This has forced the RBI to ban deposits in any NBFCs or chit funds not recognized by the RBI.
Similarly co-operative banks are also dangerous. At present the Mapusa Urban Branch has been banned from lending money and even does not allow withdrawing money of more than `100. This is because the directors of the Mapusa Urban Bank used the money for building houses and buying lavish cars. Most of the chairmen of the co-operative housing society are politicians. Ramakant Khalap is the chairman of the Mapusa Urban bank.
‘If the salt itself losses its flavour wherewith shall it be salted’ queried Gandhi. If the RBI, the head of the financial police, says it is not responsible for any chori by financial institutions, what do citizens do? This is the question all citizens have to ask themselves.
NEW WAVE OF NPAs?
By Ravi Krishnan
The Reserve Bank of India has allowed a one-time restructuring of loans to micro, small and medium industries (MSMEs). It is a retrograde step because RBI had put a stop to restructuring in a bid to clean up bank balance sheets. It could very well trigger the new wave of non-performing assets, especially for public sector banks.
The RBI’s financial stability report (FSR) presents a number of reasons why granting a special dispensation for MSME loans is a bad idea, again, with special emphasis on state-owned banks.
For one, RBI’s analysis of TransUnion CIBIL data shows that a good portion of MSME loans outstanding has a high default risk based on the March 2018 ratings distribution.
Two, the gross non-performing assets (GNPA) ratio for state-owned banks in the MSME sector is 15.2% compared with 5% and 3.9% for shadow banks and private banks respectively. Clearly, state-owned banks have more lax credit standards. This is supported by additional data.
Three, state-owned banks have the highest proportion of loans in the riskiest MSME basket, according to the report. They have 17% of MSME loans in this basket compared to 10% for new private banks and 14% for shadow banks.
Four, the lax underwriting standards are made even clearer by the fact that in this riskiest basket, PSU banks have 62% share in plain or working capital loans while around 16% is asset-backed or retail loans. In sheer contrast, NBFCs have 80% of their riskiest loans in the asset-backed/retail category while new private banks have 62%. The report then goes on to say that, “the issue of frauds in working capital limits in PSBs in general have been highlighted in the previous FSR.”
Five, those state-owned banks under PCA restrictions showed a 166% increase in small (below `5 crore) loans to this segment between FY 2016-17 and FY 2017-18. That’s primarily because the lending curbs kick in at much higher levels of loans. Still, the RBI warns that this “sharp increase may require examination of possible dilution of credit standards further and additions to supervisory strategy for PCA banks.”
We all know that how the previous round of forbearance – essentially extend and pretend all is well – ended. It led to the NPA crisis which banks are still grappling with. A demand for special dispensation for the MSME sector also shows that it is under stress.
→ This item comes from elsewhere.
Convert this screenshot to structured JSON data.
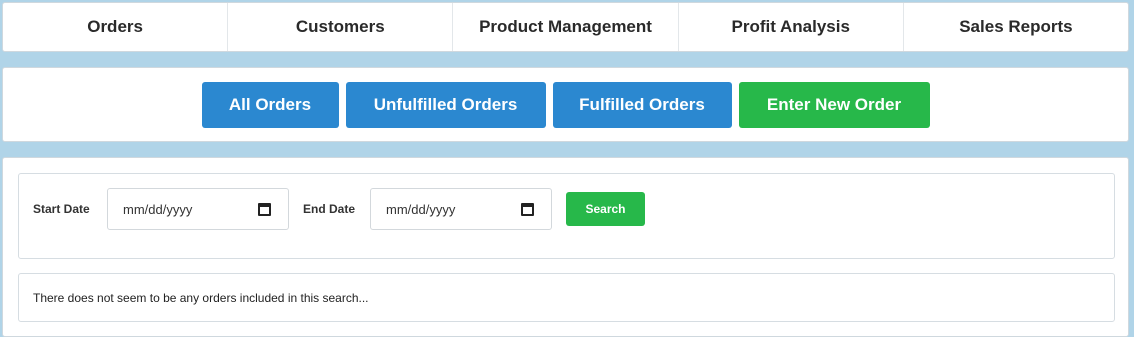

A one-time restructuring just kicks that can down the road. It will lead to a reversal of the meagre asset quality gains that banks have shown.
Moreover, it will lead to other groupings and lobbies queuing up at the RBI’s and the government’s door asking for relaxations. Indeed, the power sector has been in the queue for a long time.
Yes, MSMEs have a major role to play in jobs creation and have been particularly hard hit by demonetisation and the goods and services tax. But a loan recast is not the answer. Making complex regulations simpler, cutting down the Inspector Raj and improving infrastructure are the long term solutions which the government should consider.